Donald, who has attended every Million since 1989, is the managing director of the International Racing Bureau and serves as sort of a liaison between the European horsemen/media and racetracks throughout the world.
The native of Scotland sat for a quick chat about all things Arlington, from a European perspective:
Q. You are quite the traveling man. In a typical year, where in the world are you going?
A. In some sort of calendar sequence, I go to Dubai, Hong Kong, Singapore, and then we have a domestic meeting, then here for the Million, Istanbul, the Arc meeting, Breeders' Cup and then Japan and Hong Kong at the end of the year.
Q. This is the 30th running of the Arlington Million, and the fact that the Euros are still participating is a big deal. What keeps them coming back?
A. In Europe, Arlington is still considered one of the great international venues. Really, the only internationals on this side of the pond now are Canada, Arlington and the Breeders' Cup. And I think it's very important that America maintains its international profile, and Arlington's one of the places that's still doing that.
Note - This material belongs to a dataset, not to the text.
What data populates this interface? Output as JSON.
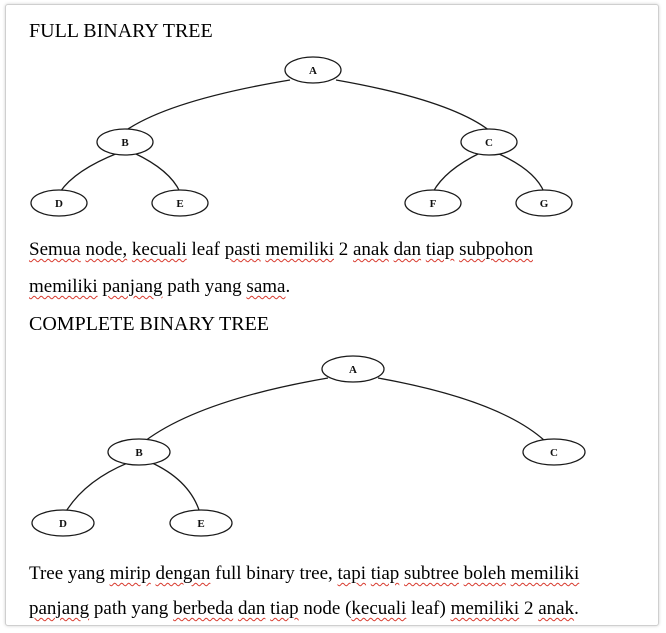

Q. What is the opinion of Arlington Park around the world?
A. One of the things people recognize about this place is that it's a great turf track. (Trainer) Dermot Weld describes it as the best turf track in America, and I think that's a fair description.
I think Arlington over the 30 years of the event, it's got a lot to do with Mr. D and his commitment to international racing that has made Arlington a memorable spot. It's well established in the European mindset.
A. Every year someone will complain that, "Well, the Europeans come in and win the money on Million Day, then go back home." How do you respond?
A. Sometimes it happens that way, and sometimes it doesn't. It depends on the quality of the local horses. My question, I suppose, would be: Why aren't more American horses coming in from out of town, from either the East or West coasts? That's one I can't really answer. I think America should be supporting this event.
Q. You obviously know the invading horses coming in for Million Day. Any horses people should watch for?
A. I think the Million this year is quite a wide-open race. I don't think there's a European superstar. I think they can all run well, but they're all beatable. In the Secretariat, I think Daddy Long Logs -- forget his run in the Kentucky Derby; I think he's a turf horse -- I think back here on turf he could run a very formidable race. And I think the French horse (Bayrir) is very solid. I think they could run 1-2 in the Secretariat.
Q. This year a new race -- the American St. Leger, to be run at about 1 mile and 5 furlongs -- will be a part of Million Day. Can you explain what it is and what it means to you guys?
A. Back at home, the St. Leger is run as the third leg of our Triple Crown. A few years back, the Triple Crown was the thing to which everybody aspired -- rather like yours, but you run yours in a much closer time frame.
Nowadays, because of other races available, the St. Leger is regarded slightly less as the be-all, end-all because winning (at that long of a distance) is considered slightly less important from a horse's stud valuation than it was a few years back.
I think it's actually very significant that Arlington now has this new race. I would hope this would be a "win and you're in" for the Breeders' Cup Marathon.
Q. (From Donald) Going back are there any European horses that I like?
A. In the St. Leger, Jackkalberry appears to have a few pounds in hand on the others, and he probably ought to be quite a warm favorite for the race.